At present it is unknown how high the probability is that normal pig cells release infectious human-tropic PERV. To study this, we used pig primary peripheral blood mononuclear cells (PBMCs) from 50 pigs including 11 Göttingen Minipigs (GöMP). GöMP will be used in Germany as source of islet cells for the treatment of diabetes in humans.

Methods: Pig PBMCs were stimulated with the T-cell mitogen phytohemagglutinin (PHA), which had been shown in previous studies to increase the expression of PERV mRNA. The stimulated pig PBMCs were co-cultured with human 293 cells shown to be highly susceptible to PERV infections. After several passages, the pig PBMCs died and infection of 293 cells was estimated using a PCR. The virus particles were characterized and the virus genome was sequenced.

Results: Before stimulating the PBMCs, the copy number of PERVs in the genome of GöMP was estimated using ddPCR.  Approximately 78 copies were found, which is slightly higher compared with other pig breeds. After treatment with PHA, PBMCs from only one of the 50 animals, from a GöMP, released PERV able to infect 293 cells. As shown by electron microscopy this virus was a typical gammaretrovirus. This virus was a PERV-A/C recombinant and the break points in the envelope region near the receptor binding domain were different from other PERV-A/C. Passaging on human cells was associated with multimerization of repeats in the long terminal repeat (LTR) carrying transcription factor binding sites. Previously we had shown a similar increase in the length of the LTR and higher virus titers of a PERV-A/C released from PBMCs of another breed.
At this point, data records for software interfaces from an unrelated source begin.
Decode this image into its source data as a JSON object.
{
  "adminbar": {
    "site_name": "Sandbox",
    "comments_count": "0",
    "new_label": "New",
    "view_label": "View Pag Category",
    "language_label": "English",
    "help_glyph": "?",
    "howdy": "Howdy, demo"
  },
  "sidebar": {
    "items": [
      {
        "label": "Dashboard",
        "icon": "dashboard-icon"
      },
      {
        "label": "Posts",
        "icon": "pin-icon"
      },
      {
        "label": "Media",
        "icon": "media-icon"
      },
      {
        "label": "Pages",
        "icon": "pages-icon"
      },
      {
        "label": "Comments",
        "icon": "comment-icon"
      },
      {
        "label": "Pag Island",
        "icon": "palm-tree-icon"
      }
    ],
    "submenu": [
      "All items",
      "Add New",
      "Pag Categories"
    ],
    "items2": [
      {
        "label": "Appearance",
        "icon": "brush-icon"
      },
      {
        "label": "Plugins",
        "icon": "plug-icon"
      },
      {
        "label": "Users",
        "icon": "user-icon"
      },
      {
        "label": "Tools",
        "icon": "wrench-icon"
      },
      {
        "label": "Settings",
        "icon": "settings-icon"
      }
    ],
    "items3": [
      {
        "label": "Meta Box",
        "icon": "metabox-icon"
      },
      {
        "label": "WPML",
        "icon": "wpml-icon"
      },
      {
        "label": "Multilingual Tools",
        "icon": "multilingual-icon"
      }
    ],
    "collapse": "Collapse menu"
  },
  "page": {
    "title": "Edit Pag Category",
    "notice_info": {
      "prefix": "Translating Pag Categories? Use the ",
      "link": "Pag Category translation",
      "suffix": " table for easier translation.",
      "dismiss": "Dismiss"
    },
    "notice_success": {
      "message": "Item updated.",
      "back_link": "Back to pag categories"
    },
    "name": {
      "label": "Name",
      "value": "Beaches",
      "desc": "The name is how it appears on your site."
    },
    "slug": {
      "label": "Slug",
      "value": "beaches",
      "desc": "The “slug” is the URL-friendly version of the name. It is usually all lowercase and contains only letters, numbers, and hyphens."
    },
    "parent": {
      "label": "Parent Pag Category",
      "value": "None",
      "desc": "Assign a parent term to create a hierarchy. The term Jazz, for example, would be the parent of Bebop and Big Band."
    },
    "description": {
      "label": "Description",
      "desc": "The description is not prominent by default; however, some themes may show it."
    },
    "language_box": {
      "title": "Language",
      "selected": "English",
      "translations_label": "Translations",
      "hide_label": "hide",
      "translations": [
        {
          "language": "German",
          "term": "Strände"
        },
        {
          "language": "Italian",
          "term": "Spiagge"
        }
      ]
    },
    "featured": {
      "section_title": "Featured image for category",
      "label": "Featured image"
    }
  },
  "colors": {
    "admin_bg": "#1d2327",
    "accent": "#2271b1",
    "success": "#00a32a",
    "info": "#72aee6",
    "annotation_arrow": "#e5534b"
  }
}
Multimerization of LTR repeats was also observed in the evolution of PERVs.

Conclusion: Release of an infectious human-tropic PERV is a rare event, it happened only in one out of 50 pigs from different breeds and it was a recombinant PERV-A/C. Selection of PERV-C-free animals will prevent such recombination.

The study was supported by the Deutsche Forschungsgemeinschaft, TRR127.